By Richard Knodel



The one amusing thing I remember on Tinian was you could do anything to upgrade your tent but you had to procure the materials to do so. We managed to build a whole wooden structure inside our tent, with a place at one end for a table and benches. You have to understand that in order to do this we had to steal 2x4ís, Masonite board and we also took mosquito netting for our ceiling, (we had very few bugs, etc., because of the winds I believe). We also made beds out of 2x4ís. We made a frame from them, then we cut up rubber inner tubes to stretch across our 2x4ís and wove them together, and then we put insulation on top of this for a mattress. The less ambitious troops slept on GI issued folding cots, with just a piece of canvas under them.

As I read what Iím writing I shake me head in disbelief, when I think of stealing supplies from the US Government. Iíd never do that today, but we were young kids, far from home and had enough guts to think we could improve on Uncle Samís ideas.
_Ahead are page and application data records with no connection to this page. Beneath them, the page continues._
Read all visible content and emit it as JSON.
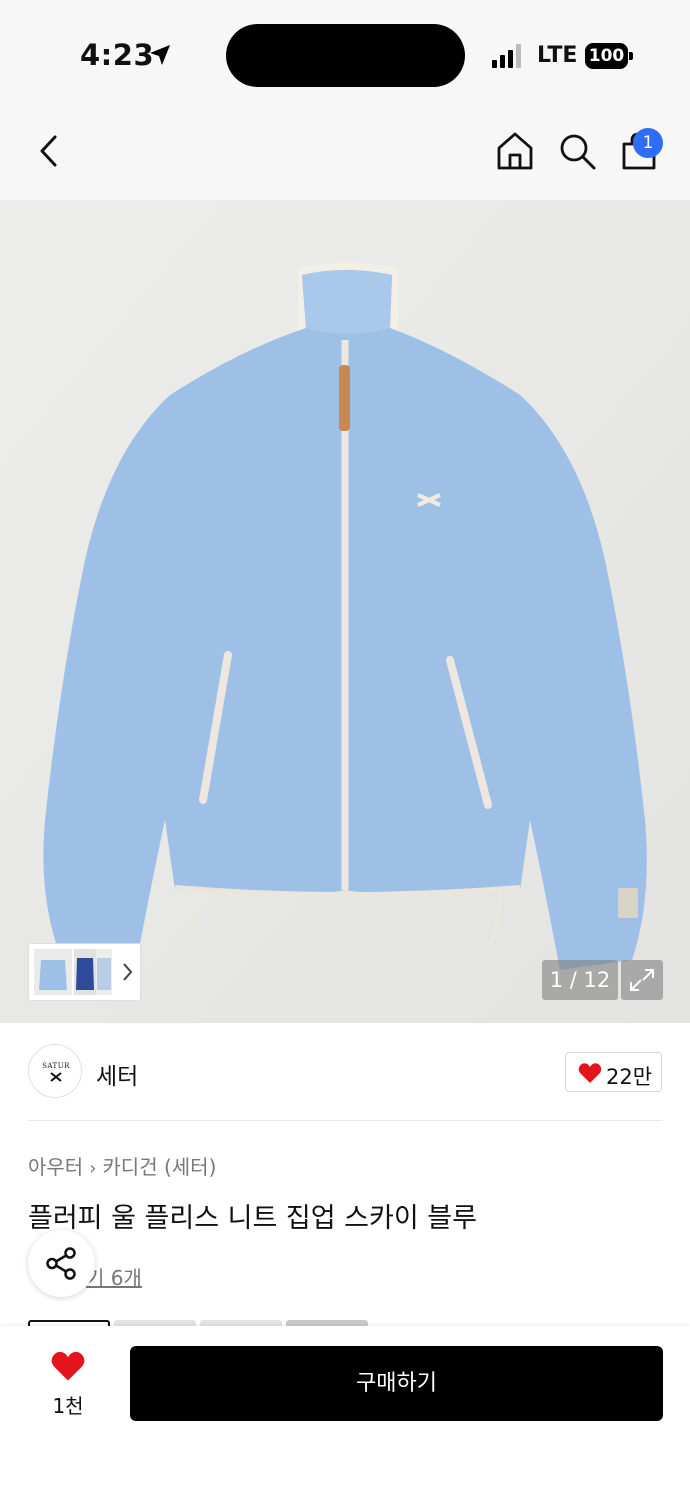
{
  "status_bar": {
    "time": "4:23",
    "network": "LTE",
    "battery": "100"
  },
  "nav": {
    "cart_count": "1"
  },
  "gallery": {
    "counter": "1 / 12"
  },
  "brand": {
    "name": "세터",
    "logo_text": "SATUR",
    "likes": "22만"
  },
  "product": {
    "category": "아우터",
    "subcategory": "카디건 (세터)",
    "title": "플러피 울 플리스 니트 집업 스카이 블루",
    "reviews_partial": "기 6개"
  },
  "bottom_bar": {
    "wish_count": "1천",
    "buy_label": "구매하기"
  },
  "colors": {
    "accent": "#2f6df6",
    "heart": "#e3141b",
    "sweater": "#9fc0e6"
  },
  "icons": [
    "location-arrow-icon",
    "back-chevron-icon",
    "home-icon",
    "search-icon",
    "shopping-bag-icon",
    "expand-icon",
    "heart-icon",
    "share-icon"
  ]
}
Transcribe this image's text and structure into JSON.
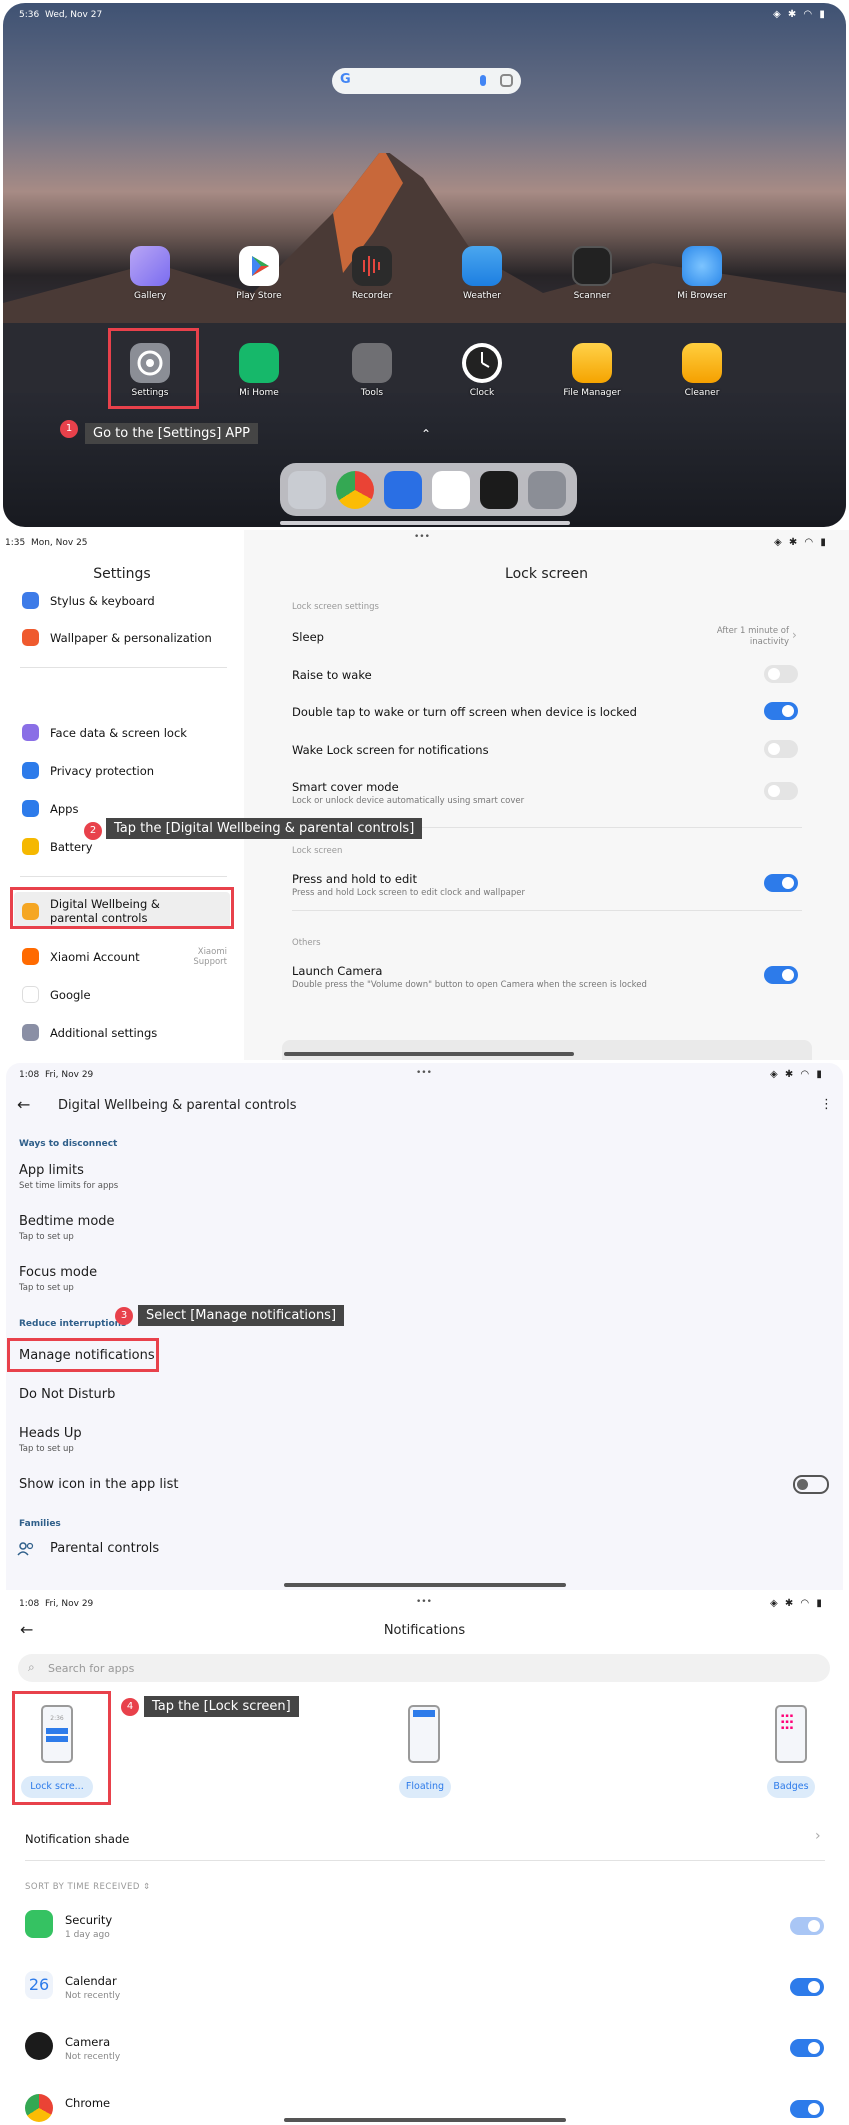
{
  "p1": {
    "time": "5:36",
    "date": "Wed, Nov 27",
    "apps_row1": [
      "Gallery",
      "Play Store",
      "Recorder",
      "Weather",
      "Scanner",
      "Mi Browser"
    ],
    "apps_row2": [
      "Settings",
      "Mi Home",
      "Tools",
      "Clock",
      "File Manager",
      "Cleaner"
    ],
    "step_num": "1",
    "tip": "Go to the [Settings] APP",
    "up_arrow": "⌃"
  },
  "p2": {
    "time": "1:35",
    "date": "Mon, Nov 25",
    "dots": "•••",
    "sidebar_title": "Settings",
    "sidebar": [
      {
        "label": "Stylus & keyboard",
        "color": "#3d7be8"
      },
      {
        "label": "Wallpaper & personalization",
        "color": "#ef5a2e"
      },
      {
        "label": "Face data & screen lock",
        "color": "#8a6fe6"
      },
      {
        "label": "Privacy protection",
        "color": "#2d7bea"
      },
      {
        "label": "Apps",
        "color": "#2d7bea"
      },
      {
        "label": "Battery",
        "color": "#f5b800"
      },
      {
        "label": "Digital Wellbeing & parental controls",
        "color": "#f5a623"
      },
      {
        "label": "Xiaomi Account",
        "color": "#ff6a00"
      },
      {
        "label": "Google",
        "color": "#ffffff"
      },
      {
        "label": "Additional settings",
        "color": "#8a8fa5"
      }
    ],
    "xiaomi_support": "Xiaomi\nSupport",
    "page_title": "Lock screen",
    "section1": "Lock screen settings",
    "sleep": "Sleep",
    "sleep_value": "After 1 minute of inactivity",
    "raise": "Raise to wake",
    "double_tap": "Double tap to wake or turn off screen when device is locked",
    "wake_notif": "Wake Lock screen for notifications",
    "smart_cover": "Smart cover mode",
    "smart_cover_sub": "Lock or unlock device automatically using smart cover",
    "section2": "Lock screen",
    "press_hold": "Press and hold to edit",
    "press_hold_sub": "Press and hold Lock screen to edit clock and wallpaper",
    "section3": "Others",
    "launch_cam": "Launch Camera",
    "launch_cam_sub": "Double press the \"Volume down\" button to open Camera when the screen is locked",
    "step_num": "2",
    "tip": "Tap the [Digital Wellbeing & parental controls]"
  },
  "p3": {
    "time": "1:08",
    "date": "Fri, Nov 29",
    "dots": "•••",
    "title": "Digital Wellbeing & parental controls",
    "sec_disconnect": "Ways to disconnect",
    "app_limits": "App limits",
    "app_limits_sub": "Set time limits for apps",
    "bedtime": "Bedtime mode",
    "bedtime_sub": "Tap to set up",
    "focus": "Focus mode",
    "focus_sub": "Tap to set up",
    "sec_reduce": "Reduce interruptions",
    "manage": "Manage notifications",
    "dnd": "Do Not Disturb",
    "headsup": "Heads Up",
    "headsup_sub": "Tap to set up",
    "show_icon": "Show icon in the app list",
    "sec_families": "Families",
    "parental": "Parental controls",
    "step_num": "3",
    "tip": "Select [Manage notifications]"
  },
  "p4": {
    "time": "1:08",
    "date": "Fri, Nov 29",
    "dots": "•••",
    "title": "Notifications",
    "search_placeholder": "Search for apps",
    "phone_time": "2:36",
    "lock_label": "Lock scre...",
    "floating_label": "Floating",
    "badges_label": "Badges",
    "shade": "Notification shade",
    "sort": "SORT BY TIME RECEIVED",
    "apps": [
      {
        "name": "Security",
        "sub": "1 day ago"
      },
      {
        "name": "Calendar",
        "sub": "Not recently",
        "icon_text": "26"
      },
      {
        "name": "Camera",
        "sub": "Not recently"
      },
      {
        "name": "Chrome",
        "sub": ""
      }
    ],
    "step_num": "4",
    "tip": "Tap the [Lock screen]"
  }
}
You have to realize there were no lights in any of these tents either. When it got dark you went to bed to sleep, we had ideas about that too. So one of our crew who did electrical work back in the States, tapped into the headquarters powerline and ran it into our tent. Of course this meant "finding" quite a length of wire. We had electric lights for about a week until they caught us and turned off our source of power. Boy, we sure were stupid to think we could get away with this electricity caper. Can you picture a huge area with hundreds of tents and as soon as it got dark, nothing could be seen in the whole area but our tent lit up like a beacon. Well, even though we lost our lights, no one said anything about our tent's wooden interior. I also might add, with a little pride, that when we got our first tropical storm (Typhoon), our tent was the only one that stood up completely throughout the storm.